In upholding the Division’s finding, the Appellate panel found that, despite the doctor’s letter submitted by Wojtkowiak, there was a “lack of sufficient expert medical evidence” that she was incapable of driving, or being driven to, the nearest MVC agency – even if it was located more than five miles away from her home — on a single occasion.

“Discomfort and anxiety do not necessarily equate to total inability,” the Appellate panel wrote.

The Appellate panel also said Wojtkowiak failed to demonstrate that attempts by the MVC to otherwise accommodate her were unreasonable. The Appellate panel did not consider the question of whether it was technologically feasible – or fiscally and otherwise practical — for the MVC’s Enhanced Digital Driver’s License (EDDL) photo technology unit to be mobilized, saying that the failure by Wojtkowiak to prove her inability to appear in person precluded the need for such a discussion.

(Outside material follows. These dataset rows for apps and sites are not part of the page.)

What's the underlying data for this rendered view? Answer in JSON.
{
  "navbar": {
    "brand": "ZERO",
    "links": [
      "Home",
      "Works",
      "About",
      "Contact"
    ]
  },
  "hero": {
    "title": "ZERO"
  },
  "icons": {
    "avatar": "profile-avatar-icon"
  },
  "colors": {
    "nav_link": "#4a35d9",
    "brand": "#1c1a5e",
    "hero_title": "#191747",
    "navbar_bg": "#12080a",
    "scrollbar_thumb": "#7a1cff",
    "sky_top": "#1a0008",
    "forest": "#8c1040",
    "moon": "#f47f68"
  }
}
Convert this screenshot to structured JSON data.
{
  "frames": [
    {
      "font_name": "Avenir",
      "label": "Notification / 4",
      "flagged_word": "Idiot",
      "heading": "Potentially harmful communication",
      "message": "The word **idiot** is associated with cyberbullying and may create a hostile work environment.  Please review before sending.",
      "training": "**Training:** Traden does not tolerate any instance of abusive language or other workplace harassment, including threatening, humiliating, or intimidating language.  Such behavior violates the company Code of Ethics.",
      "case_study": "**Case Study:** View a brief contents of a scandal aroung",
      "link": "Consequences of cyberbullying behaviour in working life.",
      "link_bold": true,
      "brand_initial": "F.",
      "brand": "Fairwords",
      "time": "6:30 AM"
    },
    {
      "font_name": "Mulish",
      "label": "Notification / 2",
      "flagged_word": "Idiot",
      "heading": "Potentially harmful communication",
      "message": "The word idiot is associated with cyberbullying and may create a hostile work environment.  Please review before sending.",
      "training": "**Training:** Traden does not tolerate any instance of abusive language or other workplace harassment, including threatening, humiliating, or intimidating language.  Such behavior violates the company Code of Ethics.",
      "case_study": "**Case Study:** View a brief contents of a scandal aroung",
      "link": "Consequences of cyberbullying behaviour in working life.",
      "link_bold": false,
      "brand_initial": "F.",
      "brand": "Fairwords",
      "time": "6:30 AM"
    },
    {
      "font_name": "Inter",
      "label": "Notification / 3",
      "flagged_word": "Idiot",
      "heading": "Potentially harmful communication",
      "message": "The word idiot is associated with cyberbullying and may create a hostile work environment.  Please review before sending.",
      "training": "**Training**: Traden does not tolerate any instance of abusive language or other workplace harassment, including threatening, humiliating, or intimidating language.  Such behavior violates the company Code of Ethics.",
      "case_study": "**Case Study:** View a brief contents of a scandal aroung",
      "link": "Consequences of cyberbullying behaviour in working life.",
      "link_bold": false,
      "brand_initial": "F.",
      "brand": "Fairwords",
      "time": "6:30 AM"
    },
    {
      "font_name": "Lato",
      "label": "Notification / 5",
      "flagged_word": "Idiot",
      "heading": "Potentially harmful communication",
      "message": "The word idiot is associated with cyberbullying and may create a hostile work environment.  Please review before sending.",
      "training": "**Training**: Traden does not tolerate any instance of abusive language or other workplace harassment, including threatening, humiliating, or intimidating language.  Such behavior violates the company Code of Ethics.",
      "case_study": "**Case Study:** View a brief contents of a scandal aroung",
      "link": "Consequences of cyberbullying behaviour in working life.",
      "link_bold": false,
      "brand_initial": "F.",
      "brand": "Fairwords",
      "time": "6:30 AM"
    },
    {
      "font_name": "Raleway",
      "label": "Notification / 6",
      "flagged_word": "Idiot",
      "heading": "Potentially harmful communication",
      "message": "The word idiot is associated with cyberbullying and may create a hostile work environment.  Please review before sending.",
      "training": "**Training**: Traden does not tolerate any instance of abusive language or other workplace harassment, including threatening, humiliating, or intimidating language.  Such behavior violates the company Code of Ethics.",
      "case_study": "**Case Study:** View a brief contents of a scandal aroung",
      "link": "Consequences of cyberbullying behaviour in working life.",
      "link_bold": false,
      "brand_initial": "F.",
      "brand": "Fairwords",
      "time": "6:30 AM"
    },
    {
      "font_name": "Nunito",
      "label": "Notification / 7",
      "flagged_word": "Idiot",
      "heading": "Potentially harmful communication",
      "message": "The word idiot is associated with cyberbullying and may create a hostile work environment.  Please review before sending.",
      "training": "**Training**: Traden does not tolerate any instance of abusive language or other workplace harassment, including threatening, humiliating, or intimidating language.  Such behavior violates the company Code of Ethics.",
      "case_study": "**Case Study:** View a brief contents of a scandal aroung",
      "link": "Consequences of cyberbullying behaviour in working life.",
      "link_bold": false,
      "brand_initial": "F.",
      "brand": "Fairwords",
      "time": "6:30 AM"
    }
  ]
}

Previously, in its Finding of No Probable Cause, the Division on Civil Rights had found that, for legal, technological and security reasons, the MVC could only accept a digital photograph taken on the EDDL camera system, and that the EDDL system was not capable of being mobilized at the time without imposing an undue hardship on the MVC.

“I think we all can empathize with someone who suffers from an anxiety disorder, just as we all appreciate the importance of having a valid driver’s license,” said Division Director Craig T. Sashihara. “The MVC – like any business, employer, or public agency – is legally required to provide reasonable accommodations to persons with disabilities. We questioned whether Ms. Wojtkowiak’s requested accommodation was ‘reasonable’ and the court questioned whether she demonstrated that she had a disability. But we both left the door open for Ms. Wojtkowiak to ultimately receive the accommodation she seeks should circumstance change.”

The MVC developed and instituted its EDDL system several years ago to comply with federal laws imposing more stringent requirements for State identification cards in keeping with homeland security issues. The EDDL system does not simply take photographs. It captures and stores photographic images and scans all of the other photographs in the camera system’s database for duplicates. The EDDL system integrates a driver’s digital photograph with other driver’s license information and imbeds the photograph into the driver’s license. The process is designed to deter forgery, fraud and replication.

Deputy Attorney General Megan J. Harris and Assistant Attorney General Andrea M. Silkowitz, assigned to the Division of Law, represented the Division on Civil Rights and the MVC in the Appellate matter.

Panel upholds MVC decision in agoraphobia case